# [App and web page records]
=== Begin Enclosure ===

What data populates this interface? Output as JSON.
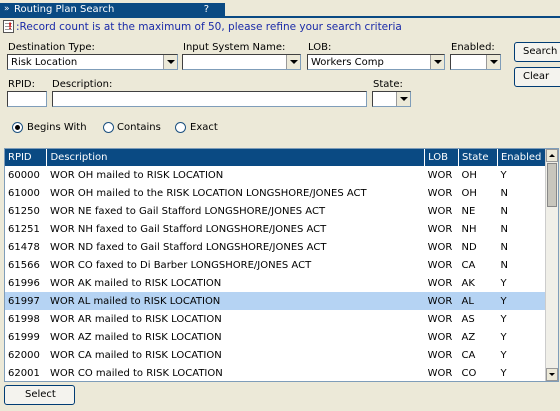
{
  "window": {
    "title": "Routing Plan Search",
    "help": "?"
  },
  "message": ":Record count is at the maximum of 50, please refine your search criteria",
  "filters": {
    "destination_type_label": "Destination Type:",
    "destination_type_value": "Risk Location",
    "input_system_label": "Input System Name:",
    "input_system_value": "",
    "lob_label": "LOB:",
    "lob_value": "Workers Comp",
    "enabled_label": "Enabled:",
    "enabled_value": "",
    "rpid_label": "RPID:",
    "rpid_value": "",
    "description_label": "Description:",
    "description_value": "",
    "state_label": "State:",
    "state_value": ""
  },
  "buttons": {
    "search": "Search",
    "clear": "Clear",
    "select": "Select"
  },
  "match_options": [
    {
      "label": "Begins With",
      "selected": true
    },
    {
      "label": "Contains",
      "selected": false
    },
    {
      "label": "Exact",
      "selected": false
    }
  ],
  "grid": {
    "columns": [
      "RPID",
      "Description",
      "LOB",
      "State",
      "Enabled"
    ],
    "rows": [
      [
        "60000",
        "WOR OH mailed to RISK LOCATION",
        "WOR",
        "OH",
        "Y"
      ],
      [
        "61000",
        "WOR OH mailed to the RISK LOCATION LONGSHORE/JONES ACT",
        "WOR",
        "OH",
        "N"
      ],
      [
        "61250",
        "WOR NE faxed to Gail Stafford LONGSHORE/JONES ACT",
        "WOR",
        "NE",
        "N"
      ],
      [
        "61251",
        "WOR NH faxed to Gail Stafford LONGSHORE/JONES ACT",
        "WOR",
        "NH",
        "N"
      ],
      [
        "61478",
        "WOR ND faxed to Gail Stafford LONGSHORE/JONES ACT",
        "WOR",
        "ND",
        "N"
      ],
      [
        "61566",
        "WOR CO faxed to Di Barber LONGSHORE/JONES ACT",
        "WOR",
        "CA",
        "N"
      ],
      [
        "61996",
        "WOR AK mailed to RISK LOCATION",
        "WOR",
        "AK",
        "Y"
      ],
      [
        "61997",
        "WOR AL mailed to RISK LOCATION",
        "WOR",
        "AL",
        "Y"
      ],
      [
        "61998",
        "WOR AR mailed to RISK LOCATION",
        "WOR",
        "AS",
        "Y"
      ],
      [
        "61999",
        "WOR AZ mailed to RISK LOCATION",
        "WOR",
        "AZ",
        "Y"
      ],
      [
        "62000",
        "WOR CA mailed to RISK LOCATION",
        "WOR",
        "CA",
        "Y"
      ],
      [
        "62001",
        "WOR CO mailed to RISK LOCATION",
        "WOR",
        "CO",
        "Y"
      ]
    ],
    "selected_rpid": "61997"
  }
}
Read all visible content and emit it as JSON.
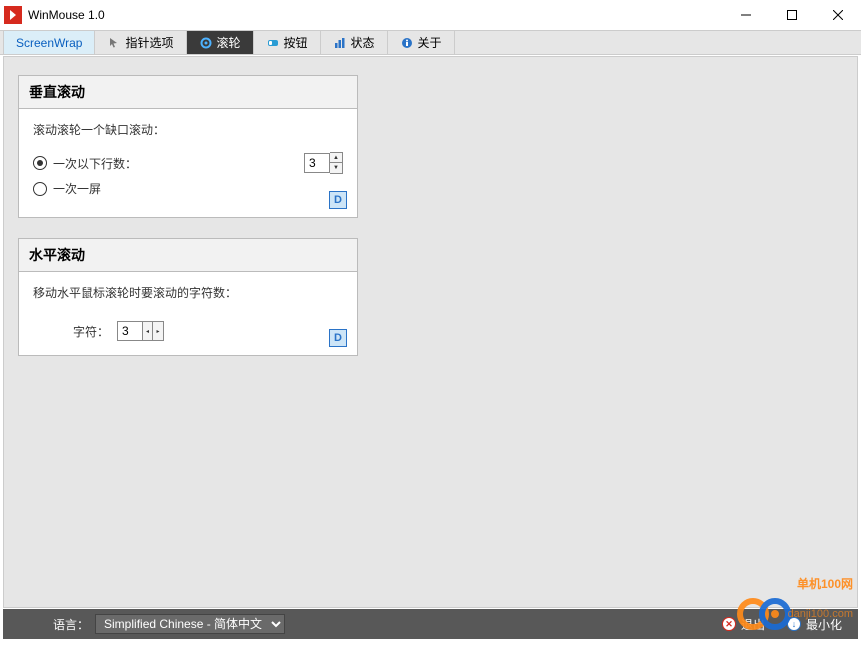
{
  "window": {
    "title": "WinMouse 1.0"
  },
  "tabs": [
    {
      "label": "ScreenWrap"
    },
    {
      "label": "指针选项"
    },
    {
      "label": "滚轮"
    },
    {
      "label": "按钮"
    },
    {
      "label": "状态"
    },
    {
      "label": "关于"
    }
  ],
  "vertical": {
    "title": "垂直滚动",
    "desc": "滚动滚轮一个缺口滚动：",
    "opt1": "一次以下行数：",
    "opt2": "一次一屏",
    "value": "3",
    "d": "D"
  },
  "horizontal": {
    "title": "水平滚动",
    "desc": "移动水平鼠标滚轮时要滚动的字符数：",
    "label": "字符：",
    "value": "3",
    "d": "D"
  },
  "bottom": {
    "lang_label": "语言：",
    "lang_value": "Simplified Chinese  -  简体中文",
    "exit": "退出",
    "minimize": "最小化"
  },
  "watermark": {
    "line1": "单机100网",
    "url": "danji100.com"
  }
}
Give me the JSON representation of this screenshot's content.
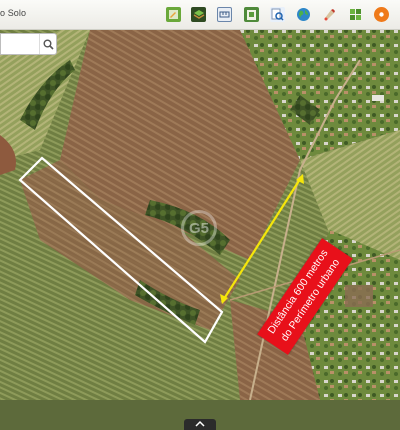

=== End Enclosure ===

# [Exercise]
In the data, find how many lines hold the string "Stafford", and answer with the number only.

# [Response area]
3